-------- Records for the exercise --------

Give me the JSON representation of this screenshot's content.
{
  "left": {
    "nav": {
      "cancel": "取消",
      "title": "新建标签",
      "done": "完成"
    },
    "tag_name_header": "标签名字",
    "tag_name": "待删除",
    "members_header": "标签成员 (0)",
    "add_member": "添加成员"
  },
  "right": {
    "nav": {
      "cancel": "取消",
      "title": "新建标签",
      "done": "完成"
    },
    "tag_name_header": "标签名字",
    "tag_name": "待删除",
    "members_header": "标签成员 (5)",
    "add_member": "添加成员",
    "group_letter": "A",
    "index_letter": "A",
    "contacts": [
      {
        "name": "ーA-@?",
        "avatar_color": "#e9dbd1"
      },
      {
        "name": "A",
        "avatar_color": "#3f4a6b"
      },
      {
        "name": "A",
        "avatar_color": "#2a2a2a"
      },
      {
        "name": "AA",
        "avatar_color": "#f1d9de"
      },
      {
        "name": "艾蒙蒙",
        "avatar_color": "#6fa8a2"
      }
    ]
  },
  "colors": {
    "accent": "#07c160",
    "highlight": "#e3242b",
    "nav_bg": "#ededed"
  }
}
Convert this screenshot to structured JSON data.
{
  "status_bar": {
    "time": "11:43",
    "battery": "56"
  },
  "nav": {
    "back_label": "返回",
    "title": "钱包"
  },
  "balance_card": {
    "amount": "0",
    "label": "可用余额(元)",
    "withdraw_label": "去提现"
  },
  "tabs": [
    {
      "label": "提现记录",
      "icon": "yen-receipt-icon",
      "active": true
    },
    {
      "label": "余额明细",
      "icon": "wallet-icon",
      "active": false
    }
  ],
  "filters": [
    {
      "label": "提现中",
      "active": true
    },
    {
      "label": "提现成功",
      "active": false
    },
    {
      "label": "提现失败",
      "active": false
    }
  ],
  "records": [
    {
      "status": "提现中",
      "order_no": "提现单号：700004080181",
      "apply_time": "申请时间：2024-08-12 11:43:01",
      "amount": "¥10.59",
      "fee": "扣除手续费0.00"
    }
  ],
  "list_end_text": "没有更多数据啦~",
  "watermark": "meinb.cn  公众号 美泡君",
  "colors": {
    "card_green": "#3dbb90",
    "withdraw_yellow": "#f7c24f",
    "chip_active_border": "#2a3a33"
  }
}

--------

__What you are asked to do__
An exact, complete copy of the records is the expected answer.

__Exercise output__
Give me the JSON representation of this screenshot's content.
{
  "left": {
    "nav": {
      "cancel": "取消",
      "title": "新建标签",
      "done": "完成"
    },
    "tag_name_header": "标签名字",
    "tag_name": "待删除",
    "members_header": "标签成员 (0)",
    "add_member": "添加成员"
  },
  "right": {
    "nav": {
      "cancel": "取消",
      "title": "新建标签",
      "done": "完成"
    },
    "tag_name_header": "标签名字",
    "tag_name": "待删除",
    "members_header": "标签成员 (5)",
    "add_member": "添加成员",
    "group_letter": "A",
    "index_letter": "A",
    "contacts": [
      {
        "name": "ーA-@?",
        "avatar_color": "#e9dbd1"
      },
      {
        "name": "A",
        "avatar_color": "#3f4a6b"
      },
      {
        "name": "A",
        "avatar_color": "#2a2a2a"
      },
      {
        "name": "AA",
        "avatar_color": "#f1d9de"
      },
      {
        "name": "艾蒙蒙",
        "avatar_color": "#6fa8a2"
      }
    ]
  },
  "colors": {
    "accent": "#07c160",
    "highlight": "#e3242b",
    "nav_bg": "#ededed"
  }
}
Convert this screenshot to structured JSON data.
{
  "status_bar": {
    "time": "11:43",
    "battery": "56"
  },
  "nav": {
    "back_label": "返回",
    "title": "钱包"
  },
  "balance_card": {
    "amount": "0",
    "label": "可用余额(元)",
    "withdraw_label": "去提现"
  },
  "tabs": [
    {
      "label": "提现记录",
      "icon": "yen-receipt-icon",
      "active": true
    },
    {
      "label": "余额明细",
      "icon": "wallet-icon",
      "active": false
    }
  ],
  "filters": [
    {
      "label": "提现中",
      "active": true
    },
    {
      "label": "提现成功",
      "active": false
    },
    {
      "label": "提现失败",
      "active": false
    }
  ],
  "records": [
    {
      "status": "提现中",
      "order_no": "提现单号：700004080181",
      "apply_time": "申请时间：2024-08-12 11:43:01",
      "amount": "¥10.59",
      "fee": "扣除手续费0.00"
    }
  ],
  "list_end_text": "没有更多数据啦~",
  "watermark": "meinb.cn  公众号 美泡君",
  "colors": {
    "card_green": "#3dbb90",
    "withdraw_yellow": "#f7c24f",
    "chip_active_border": "#2a3a33"
  }
}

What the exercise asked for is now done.